> [Work instructions]:
Set the entries below down again, please. Match them exactly.

> [Data section]:
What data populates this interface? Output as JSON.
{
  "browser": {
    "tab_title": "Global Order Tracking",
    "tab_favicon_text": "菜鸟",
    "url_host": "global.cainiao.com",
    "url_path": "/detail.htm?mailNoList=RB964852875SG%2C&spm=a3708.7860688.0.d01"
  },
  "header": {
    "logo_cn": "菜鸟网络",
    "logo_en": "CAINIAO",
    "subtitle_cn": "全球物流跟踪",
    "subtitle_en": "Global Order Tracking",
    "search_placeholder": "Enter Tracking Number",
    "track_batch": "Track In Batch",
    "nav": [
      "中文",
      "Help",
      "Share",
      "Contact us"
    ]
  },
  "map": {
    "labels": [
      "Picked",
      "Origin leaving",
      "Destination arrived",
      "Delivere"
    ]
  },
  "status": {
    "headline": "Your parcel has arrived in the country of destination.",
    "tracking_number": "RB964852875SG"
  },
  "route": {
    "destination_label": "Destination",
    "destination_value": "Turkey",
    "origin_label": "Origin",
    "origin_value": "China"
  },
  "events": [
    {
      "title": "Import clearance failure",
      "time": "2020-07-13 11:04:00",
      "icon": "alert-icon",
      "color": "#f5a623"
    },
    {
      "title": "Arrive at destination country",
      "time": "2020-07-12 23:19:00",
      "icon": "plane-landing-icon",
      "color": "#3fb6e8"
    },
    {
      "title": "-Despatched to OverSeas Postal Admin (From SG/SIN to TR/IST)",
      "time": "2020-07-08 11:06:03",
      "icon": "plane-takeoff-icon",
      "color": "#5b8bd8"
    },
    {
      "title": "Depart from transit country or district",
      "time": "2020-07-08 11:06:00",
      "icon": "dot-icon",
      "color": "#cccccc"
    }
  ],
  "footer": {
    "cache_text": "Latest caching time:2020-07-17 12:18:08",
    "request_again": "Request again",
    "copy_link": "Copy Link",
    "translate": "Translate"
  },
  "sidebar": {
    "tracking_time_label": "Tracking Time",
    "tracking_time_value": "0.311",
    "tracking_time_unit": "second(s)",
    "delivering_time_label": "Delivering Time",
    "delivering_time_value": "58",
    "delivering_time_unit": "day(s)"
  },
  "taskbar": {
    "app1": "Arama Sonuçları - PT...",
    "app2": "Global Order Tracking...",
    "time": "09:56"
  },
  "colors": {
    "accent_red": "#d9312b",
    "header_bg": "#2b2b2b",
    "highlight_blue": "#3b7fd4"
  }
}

> [Task answer]:
What data populates this interface? Output as JSON.
{
  "browser": {
    "tab_title": "Global Order Tracking",
    "tab_favicon_text": "菜鸟",
    "url_host": "global.cainiao.com",
    "url_path": "/detail.htm?mailNoList=RB964852875SG%2C&spm=a3708.7860688.0.d01"
  },
  "header": {
    "logo_cn": "菜鸟网络",
    "logo_en": "CAINIAO",
    "subtitle_cn": "全球物流跟踪",
    "subtitle_en": "Global Order Tracking",
    "search_placeholder": "Enter Tracking Number",
    "track_batch": "Track In Batch",
    "nav": [
      "中文",
      "Help",
      "Share",
      "Contact us"
    ]
  },
  "map": {
    "labels": [
      "Picked",
      "Origin leaving",
      "Destination arrived",
      "Delivere"
    ]
  },
  "status": {
    "headline": "Your parcel has arrived in the country of destination.",
    "tracking_number": "RB964852875SG"
  },
  "route": {
    "destination_label": "Destination",
    "destination_value": "Turkey",
    "origin_label": "Origin",
    "origin_value": "China"
  },
  "events": [
    {
      "title": "Import clearance failure",
      "time": "2020-07-13 11:04:00",
      "icon": "alert-icon",
      "color": "#f5a623"
    },
    {
      "title": "Arrive at destination country",
      "time": "2020-07-12 23:19:00",
      "icon": "plane-landing-icon",
      "color": "#3fb6e8"
    },
    {
      "title": "-Despatched to OverSeas Postal Admin (From SG/SIN to TR/IST)",
      "time": "2020-07-08 11:06:03",
      "icon": "plane-takeoff-icon",
      "color": "#5b8bd8"
    },
    {
      "title": "Depart from transit country or district",
      "time": "2020-07-08 11:06:00",
      "icon": "dot-icon",
      "color": "#cccccc"
    }
  ],
  "footer": {
    "cache_text": "Latest caching time:2020-07-17 12:18:08",
    "request_again": "Request again",
    "copy_link": "Copy Link",
    "translate": "Translate"
  },
  "sidebar": {
    "tracking_time_label": "Tracking Time",
    "tracking_time_value": "0.311",
    "tracking_time_unit": "second(s)",
    "delivering_time_label": "Delivering Time",
    "delivering_time_value": "58",
    "delivering_time_unit": "day(s)"
  },
  "taskbar": {
    "app1": "Arama Sonuçları - PT...",
    "app2": "Global Order Tracking...",
    "time": "09:56"
  },
  "colors": {
    "accent_red": "#d9312b",
    "header_bg": "#2b2b2b",
    "highlight_blue": "#3b7fd4"
  }
}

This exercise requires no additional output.